REQUIREMENT =>
Go through the data and retrieve each line that includes the string "icon".

EXERCISE INPUTS =>

▼

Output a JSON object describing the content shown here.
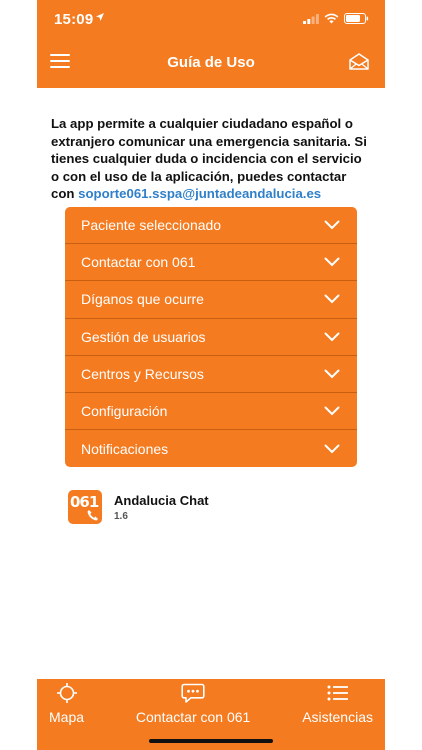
{
  "status": {
    "time": "15:09"
  },
  "header": {
    "title": "Guía de Uso"
  },
  "intro": {
    "text": "La app permite a cualquier ciudadano español o extranjero comunicar una emergencia sanitaria. Si tienes cualquier duda o incidencia con el servicio o con el uso de la aplicación, puedes contactar con",
    "email": "soporte061.sspa@juntadeandalucia.es"
  },
  "accordion": [
    {
      "label": "Paciente seleccionado"
    },
    {
      "label": "Contactar con 061"
    },
    {
      "label": "Díganos que ocurre"
    },
    {
      "label": "Gestión de usuarios"
    },
    {
      "label": "Centros y Recursos"
    },
    {
      "label": "Configuración"
    },
    {
      "label": "Notificaciones"
    }
  ],
  "app": {
    "logo_text": "061",
    "name": "Andalucia Chat",
    "version": "1.6"
  },
  "tabs": [
    {
      "label": "Mapa",
      "icon": "crosshair-icon"
    },
    {
      "label": "Contactar con 061",
      "icon": "chat-icon"
    },
    {
      "label": "Asistencias",
      "icon": "list-icon"
    }
  ],
  "colors": {
    "primary": "#f47b20",
    "link": "#2f80c9"
  }
}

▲

SOLUTION TO THIS TASK =>
      "icon": "crosshair-icon"
      "icon": "chat-icon"
      "icon": "list-icon"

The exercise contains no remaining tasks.